Task item: Please print the data again exactly as given.

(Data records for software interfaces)

——

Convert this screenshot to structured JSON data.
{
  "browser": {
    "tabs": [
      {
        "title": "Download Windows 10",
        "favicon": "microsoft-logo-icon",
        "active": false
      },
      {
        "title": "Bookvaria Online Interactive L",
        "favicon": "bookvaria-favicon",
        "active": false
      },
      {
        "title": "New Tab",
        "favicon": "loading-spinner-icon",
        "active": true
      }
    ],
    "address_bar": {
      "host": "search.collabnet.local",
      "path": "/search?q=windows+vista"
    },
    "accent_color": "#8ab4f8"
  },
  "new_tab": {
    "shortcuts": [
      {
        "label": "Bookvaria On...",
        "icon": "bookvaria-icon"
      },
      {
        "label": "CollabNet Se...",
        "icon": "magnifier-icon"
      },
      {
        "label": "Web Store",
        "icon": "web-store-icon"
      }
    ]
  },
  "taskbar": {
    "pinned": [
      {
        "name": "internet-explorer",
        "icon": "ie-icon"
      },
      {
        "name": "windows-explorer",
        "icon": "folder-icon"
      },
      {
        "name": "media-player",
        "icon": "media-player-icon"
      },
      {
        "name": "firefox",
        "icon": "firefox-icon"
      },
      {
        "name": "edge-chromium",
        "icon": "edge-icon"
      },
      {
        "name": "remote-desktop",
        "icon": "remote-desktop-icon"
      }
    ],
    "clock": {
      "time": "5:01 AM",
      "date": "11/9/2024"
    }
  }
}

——

Answer to this exercise:
Convert this screenshot to structured JSON data.
{
  "browser": {
    "tabs": [
      {
        "title": "Download Windows 10",
        "favicon": "microsoft-logo-icon",
        "active": false
      },
      {
        "title": "Bookvaria Online Interactive L",
        "favicon": "bookvaria-favicon",
        "active": false
      },
      {
        "title": "New Tab",
        "favicon": "loading-spinner-icon",
        "active": true
      }
    ],
    "address_bar": {
      "host": "search.collabnet.local",
      "path": "/search?q=windows+vista"
    },
    "accent_color": "#8ab4f8"
  },
  "new_tab": {
    "shortcuts": [
      {
        "label": "Bookvaria On...",
        "icon": "bookvaria-icon"
      },
      {
        "label": "CollabNet Se...",
        "icon": "magnifier-icon"
      },
      {
        "label": "Web Store",
        "icon": "web-store-icon"
      }
    ]
  },
  "taskbar": {
    "pinned": [
      {
        "name": "internet-explorer",
        "icon": "ie-icon"
      },
      {
        "name": "windows-explorer",
        "icon": "folder-icon"
      },
      {
        "name": "media-player",
        "icon": "media-player-icon"
      },
      {
        "name": "firefox",
        "icon": "firefox-icon"
      },
      {
        "name": "edge-chromium",
        "icon": "edge-icon"
      },
      {
        "name": "remote-desktop",
        "icon": "remote-desktop-icon"
      }
    ],
    "clock": {
      "time": "5:01 AM",
      "date": "11/9/2024"
    }
  }
}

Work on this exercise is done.